EXERCISE AIM: Nothing in the records may change when you print them out again.
Start of PROVIDED INFORMATION
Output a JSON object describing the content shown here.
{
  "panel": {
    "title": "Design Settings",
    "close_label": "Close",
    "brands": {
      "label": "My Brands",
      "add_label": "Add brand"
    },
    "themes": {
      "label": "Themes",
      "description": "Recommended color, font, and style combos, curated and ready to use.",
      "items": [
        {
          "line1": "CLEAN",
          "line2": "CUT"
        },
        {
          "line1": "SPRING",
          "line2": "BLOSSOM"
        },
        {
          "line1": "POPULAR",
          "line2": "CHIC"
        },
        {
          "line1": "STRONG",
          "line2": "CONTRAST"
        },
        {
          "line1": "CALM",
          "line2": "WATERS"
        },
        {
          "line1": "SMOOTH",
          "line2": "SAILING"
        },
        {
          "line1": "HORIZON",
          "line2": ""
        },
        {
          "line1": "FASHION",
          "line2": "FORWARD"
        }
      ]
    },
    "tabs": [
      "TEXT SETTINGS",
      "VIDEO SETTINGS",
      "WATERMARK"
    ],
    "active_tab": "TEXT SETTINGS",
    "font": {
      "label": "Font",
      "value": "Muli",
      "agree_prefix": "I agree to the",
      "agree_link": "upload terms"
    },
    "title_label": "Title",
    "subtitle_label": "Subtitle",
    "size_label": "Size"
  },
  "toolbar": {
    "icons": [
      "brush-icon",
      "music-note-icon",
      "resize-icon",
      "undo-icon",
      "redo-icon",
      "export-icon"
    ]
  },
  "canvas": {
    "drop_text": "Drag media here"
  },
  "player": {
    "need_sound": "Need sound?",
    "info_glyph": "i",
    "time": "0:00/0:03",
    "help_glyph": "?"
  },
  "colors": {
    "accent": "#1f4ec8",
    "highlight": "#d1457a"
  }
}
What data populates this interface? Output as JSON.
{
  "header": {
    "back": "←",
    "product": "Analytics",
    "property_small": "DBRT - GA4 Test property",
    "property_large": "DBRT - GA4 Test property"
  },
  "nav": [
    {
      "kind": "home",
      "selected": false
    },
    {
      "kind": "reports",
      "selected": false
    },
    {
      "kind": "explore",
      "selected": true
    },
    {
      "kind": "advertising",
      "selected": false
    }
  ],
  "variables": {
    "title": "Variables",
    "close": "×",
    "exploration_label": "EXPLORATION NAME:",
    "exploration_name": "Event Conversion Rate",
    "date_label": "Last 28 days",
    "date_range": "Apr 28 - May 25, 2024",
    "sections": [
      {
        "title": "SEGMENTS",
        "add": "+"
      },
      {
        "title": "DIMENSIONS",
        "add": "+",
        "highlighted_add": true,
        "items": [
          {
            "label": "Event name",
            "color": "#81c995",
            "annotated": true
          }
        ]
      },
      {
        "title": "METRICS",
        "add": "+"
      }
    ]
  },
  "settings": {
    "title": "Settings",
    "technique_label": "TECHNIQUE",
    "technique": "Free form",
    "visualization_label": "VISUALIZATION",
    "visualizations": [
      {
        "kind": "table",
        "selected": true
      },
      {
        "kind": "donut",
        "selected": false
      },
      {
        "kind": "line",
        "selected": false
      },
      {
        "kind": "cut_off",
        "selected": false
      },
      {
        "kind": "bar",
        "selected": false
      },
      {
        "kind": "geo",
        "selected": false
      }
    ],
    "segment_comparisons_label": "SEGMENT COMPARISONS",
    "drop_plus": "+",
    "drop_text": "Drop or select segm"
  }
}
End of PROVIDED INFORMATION
SOLUTION FOR THIS PROBLEM:
Output a JSON object describing the content shown here.
{
  "panel": {
    "title": "Design Settings",
    "close_label": "Close",
    "brands": {
      "label": "My Brands",
      "add_label": "Add brand"
    },
    "themes": {
      "label": "Themes",
      "description": "Recommended color, font, and style combos, curated and ready to use.",
      "items": [
        {
          "line1": "CLEAN",
          "line2": "CUT"
        },
        {
          "line1": "SPRING",
          "line2": "BLOSSOM"
        },
        {
          "line1": "POPULAR",
          "line2": "CHIC"
        },
        {
          "line1": "STRONG",
          "line2": "CONTRAST"
        },
        {
          "line1": "CALM",
          "line2": "WATERS"
        },
        {
          "line1": "SMOOTH",
          "line2": "SAILING"
        },
        {
          "line1": "HORIZON",
          "line2": ""
        },
        {
          "line1": "FASHION",
          "line2": "FORWARD"
        }
      ]
    },
    "tabs": [
      "TEXT SETTINGS",
      "VIDEO SETTINGS",
      "WATERMARK"
    ],
    "active_tab": "TEXT SETTINGS",
    "font": {
      "label": "Font",
      "value": "Muli",
      "agree_prefix": "I agree to the",
      "agree_link": "upload terms"
    },
    "title_label": "Title",
    "subtitle_label": "Subtitle",
    "size_label": "Size"
  },
  "toolbar": {
    "icons": [
      "brush-icon",
      "music-note-icon",
      "resize-icon",
      "undo-icon",
      "redo-icon",
      "export-icon"
    ]
  },
  "canvas": {
    "drop_text": "Drag media here"
  },
  "player": {
    "need_sound": "Need sound?",
    "info_glyph": "i",
    "time": "0:00/0:03",
    "help_glyph": "?"
  },
  "colors": {
    "accent": "#1f4ec8",
    "highlight": "#d1457a"
  }
}
What data populates this interface? Output as JSON.
{
  "header": {
    "back": "←",
    "product": "Analytics",
    "property_small": "DBRT - GA4 Test property",
    "property_large": "DBRT - GA4 Test property"
  },
  "nav": [
    {
      "kind": "home",
      "selected": false
    },
    {
      "kind": "reports",
      "selected": false
    },
    {
      "kind": "explore",
      "selected": true
    },
    {
      "kind": "advertising",
      "selected": false
    }
  ],
  "variables": {
    "title": "Variables",
    "close": "×",
    "exploration_label": "EXPLORATION NAME:",
    "exploration_name": "Event Conversion Rate",
    "date_label": "Last 28 days",
    "date_range": "Apr 28 - May 25, 2024",
    "sections": [
      {
        "title": "SEGMENTS",
        "add": "+"
      },
      {
        "title": "DIMENSIONS",
        "add": "+",
        "highlighted_add": true,
        "items": [
          {
            "label": "Event name",
            "color": "#81c995",
            "annotated": true
          }
        ]
      },
      {
        "title": "METRICS",
        "add": "+"
      }
    ]
  },
  "settings": {
    "title": "Settings",
    "technique_label": "TECHNIQUE",
    "technique": "Free form",
    "visualization_label": "VISUALIZATION",
    "visualizations": [
      {
        "kind": "table",
        "selected": true
      },
      {
        "kind": "donut",
        "selected": false
      },
      {
        "kind": "line",
        "selected": false
      },
      {
        "kind": "cut_off",
        "selected": false
      },
      {
        "kind": "bar",
        "selected": false
      },
      {
        "kind": "geo",
        "selected": false
      }
    ],
    "segment_comparisons_label": "SEGMENT COMPARISONS",
    "drop_plus": "+",
    "drop_text": "Drop or select segm"
  }
}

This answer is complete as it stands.